(Data records for software interfaces)
------------------------------------------------

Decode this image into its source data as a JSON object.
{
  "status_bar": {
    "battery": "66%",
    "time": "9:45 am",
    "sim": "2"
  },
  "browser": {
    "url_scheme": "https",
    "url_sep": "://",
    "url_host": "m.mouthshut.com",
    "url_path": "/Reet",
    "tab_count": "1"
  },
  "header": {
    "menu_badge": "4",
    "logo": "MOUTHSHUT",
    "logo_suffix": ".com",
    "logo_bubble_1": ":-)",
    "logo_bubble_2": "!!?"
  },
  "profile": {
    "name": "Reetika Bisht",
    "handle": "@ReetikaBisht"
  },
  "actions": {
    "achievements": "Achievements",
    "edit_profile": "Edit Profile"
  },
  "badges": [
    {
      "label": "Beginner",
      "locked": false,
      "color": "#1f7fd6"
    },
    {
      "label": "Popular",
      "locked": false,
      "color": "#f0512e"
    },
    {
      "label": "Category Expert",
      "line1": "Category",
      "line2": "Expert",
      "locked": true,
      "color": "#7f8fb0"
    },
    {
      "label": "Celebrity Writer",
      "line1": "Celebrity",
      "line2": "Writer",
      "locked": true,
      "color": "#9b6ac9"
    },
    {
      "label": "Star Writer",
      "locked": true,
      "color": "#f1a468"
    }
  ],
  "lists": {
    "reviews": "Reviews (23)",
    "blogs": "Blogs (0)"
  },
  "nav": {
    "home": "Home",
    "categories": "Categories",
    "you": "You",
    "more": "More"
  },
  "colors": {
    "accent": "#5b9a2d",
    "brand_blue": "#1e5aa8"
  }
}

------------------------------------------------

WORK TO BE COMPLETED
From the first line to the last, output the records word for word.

SOLUTION BELOW
Decode this image into its source data as a JSON object.
{
  "status_bar": {
    "battery": "66%",
    "time": "9:45 am",
    "sim": "2"
  },
  "browser": {
    "url_scheme": "https",
    "url_sep": "://",
    "url_host": "m.mouthshut.com",
    "url_path": "/Reet",
    "tab_count": "1"
  },
  "header": {
    "menu_badge": "4",
    "logo": "MOUTHSHUT",
    "logo_suffix": ".com",
    "logo_bubble_1": ":-)",
    "logo_bubble_2": "!!?"
  },
  "profile": {
    "name": "Reetika Bisht",
    "handle": "@ReetikaBisht"
  },
  "actions": {
    "achievements": "Achievements",
    "edit_profile": "Edit Profile"
  },
  "badges": [
    {
      "label": "Beginner",
      "locked": false,
      "color": "#1f7fd6"
    },
    {
      "label": "Popular",
      "locked": false,
      "color": "#f0512e"
    },
    {
      "label": "Category Expert",
      "line1": "Category",
      "line2": "Expert",
      "locked": true,
      "color": "#7f8fb0"
    },
    {
      "label": "Celebrity Writer",
      "line1": "Celebrity",
      "line2": "Writer",
      "locked": true,
      "color": "#9b6ac9"
    },
    {
      "label": "Star Writer",
      "locked": true,
      "color": "#f1a468"
    }
  ],
  "lists": {
    "reviews": "Reviews (23)",
    "blogs": "Blogs (0)"
  },
  "nav": {
    "home": "Home",
    "categories": "Categories",
    "you": "You",
    "more": "More"
  },
  "colors": {
    "accent": "#5b9a2d",
    "brand_blue": "#1e5aa8"
  }
}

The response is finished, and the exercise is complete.